The Dodgers acquired Max Scherzer at the trade deadline in July knowing the partnership could last just three months. The future Hall of Famer was an impending free agent. He promised to attract several suitors, even beyond his 37th birthday. He was defying age.
Scherzer then became the most dominant starting pitcher in the majors over the regular season’s final two months. His price rose with each outing as he completed another season that warranted Cy Young consideration. In the end, the price became too high.
Scherzer’s time with the Dodgers unofficially ended Monday when he agreed to a three-year, $130-million contract with the New York Mets. The deal includes a full no-trade clause and an opt-out after the 2023 season. The contract’s $43.3-million average annual value is the highest in Major League Baseball history, smashing Gerrit Cole’s $36-million AAV with the New York Yankees.

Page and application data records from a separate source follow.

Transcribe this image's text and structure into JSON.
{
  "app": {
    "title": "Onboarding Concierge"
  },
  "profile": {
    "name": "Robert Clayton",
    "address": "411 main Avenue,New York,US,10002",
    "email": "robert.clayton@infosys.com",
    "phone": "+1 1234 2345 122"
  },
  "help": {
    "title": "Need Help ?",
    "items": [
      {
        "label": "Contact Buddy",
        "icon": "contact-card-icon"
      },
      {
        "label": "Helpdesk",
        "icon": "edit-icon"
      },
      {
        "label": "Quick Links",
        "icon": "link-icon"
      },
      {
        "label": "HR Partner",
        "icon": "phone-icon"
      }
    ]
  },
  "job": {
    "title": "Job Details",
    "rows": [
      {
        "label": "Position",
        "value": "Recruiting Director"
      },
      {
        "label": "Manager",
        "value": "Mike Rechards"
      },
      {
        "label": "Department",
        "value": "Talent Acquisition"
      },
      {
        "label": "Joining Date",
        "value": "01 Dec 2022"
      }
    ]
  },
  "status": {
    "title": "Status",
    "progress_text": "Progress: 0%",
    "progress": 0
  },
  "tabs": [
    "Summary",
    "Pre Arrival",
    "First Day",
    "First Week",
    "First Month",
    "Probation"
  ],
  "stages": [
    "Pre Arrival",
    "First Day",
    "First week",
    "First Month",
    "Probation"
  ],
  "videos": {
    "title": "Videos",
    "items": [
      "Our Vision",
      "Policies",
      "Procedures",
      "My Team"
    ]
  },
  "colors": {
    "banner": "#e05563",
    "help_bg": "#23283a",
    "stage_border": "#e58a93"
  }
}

In the Mets, Scherzer joins a franchise that has sought to cement itself among the elite under Steve Cohen, the wealthiest owner in the majors, with aggressive talent acquisition the past two offseasons. Scherzer will return to the National League East where he starred for six and a half seasons with the Washington Nationals. He’ll report for spring training in Port St. Lucie, Fla. minutes from his offseason home.
The Dodgers were one of four or five teams, including the Angels and San Francisco Giants, in the mix for Scherzer, according to people with knowledge of the situation. But the Dodgers declined to offer Scherzer three guaranteed years. By Sunday evening team officials were pessimistic. Ultimately, the Angels were closer to landing Scherzer than the Dodgers, according to a person with knowledge of the situation.
The Dodgers are one of the most affluent franchises in the majors. They led the majors in attendance in 2021 for the ninth straight season (not counting the pandemic 2020 campaign). They have a television deal worth $8.35 billion over 25 years. Their 2021 payroll was the highest in the majors, north of $260 million.
Bolstering the starting rotation was among the Dodgers’ top priorities once the Atlanta Braves ended their pursuit of back-to-back championships with Scherzer and Clayton Kershaw among their free agents. They started the offseason by signing Andrew Heaney to add backend depth.
And yet the Dodgers deemed Scherzer’s cost too rich. One likely factor: The uncertainty surrounding Trevor Bauer.
The Dodgers signed Bauer in February to a three-year deal worth up to $102 million with opt outs after the first and second seasons — coincidentally beating out the Mets for his services. He was expected to top the starting rotation for two seasons before trying free agency again.
But that outlook changed in late June when Bauer was placed on paid administrative leave when a woman accused him of sexual assault and obtained a temporary restraining order against him in Pasadena.
A judge denied the woman’s request for a permanent restraining order against Bauer in August. The Los Angeles County district attorney’s office is still deciding whether to charge Bauer with any crimes. MLB’s investigation into the allegations against Bauer remains ongoing. The league is expected to suspend him while all signs point to Bauer never pitching for the Dodgers again.
When MLB announces the discipline and the length of the suspension could have a significant impact on the organization. The suspension would be unpaid unlike his administrative leave, which would take Bauer off the books for the time he’s suspended. The length and timing, however, remain unknown, which has left the Dodgers in a cloud of uncertainty this offseason.
To replace Bauer this summer, the Dodgers struck a deal with the Washington Nationals for Scherzer and Trea Turner for four minor leaguers, including top prospects Keibert Ruiz and Josiah Gray. The early returns were positive.
Turner won the batting title and finished fifth in the National League MVP voting.
In 11 outings with Los Angeles, Scherzer went 7-0 with a 1.98 ERA, 89 strikeouts and eight walks over 68 1/3 innings. For the season, the right-hander posted a 2.46 earned-run average in 30 starts. He finished third in National League Cy Young Award voting, falling just short of claiming the honor for the fourth time in his career.
The Dodgers, in turn, placed a heavy burden on Scherzer in the playoffs. They had him pitch three times in a week, with a one-inning save to close out the San Francisco Giants in the middle. The workload proved costly when Scherzer told the Dodgers his arm wasn’t ready to start Game 6 of the National League Championship Series. Walker Buehler started on short rest and the Dodgers lost to end their season.
The ending didn’t sour the relationship between player and club enough to negate a reunion. Scherzer repeatedly raved about the Dodgers’ culture, professionalism, and attention to detail in his three months in uniform. The Dodgers loved his accountability and work ethic. The team preferred to extend the marriage. Scherzer was open to it. But the price was too high.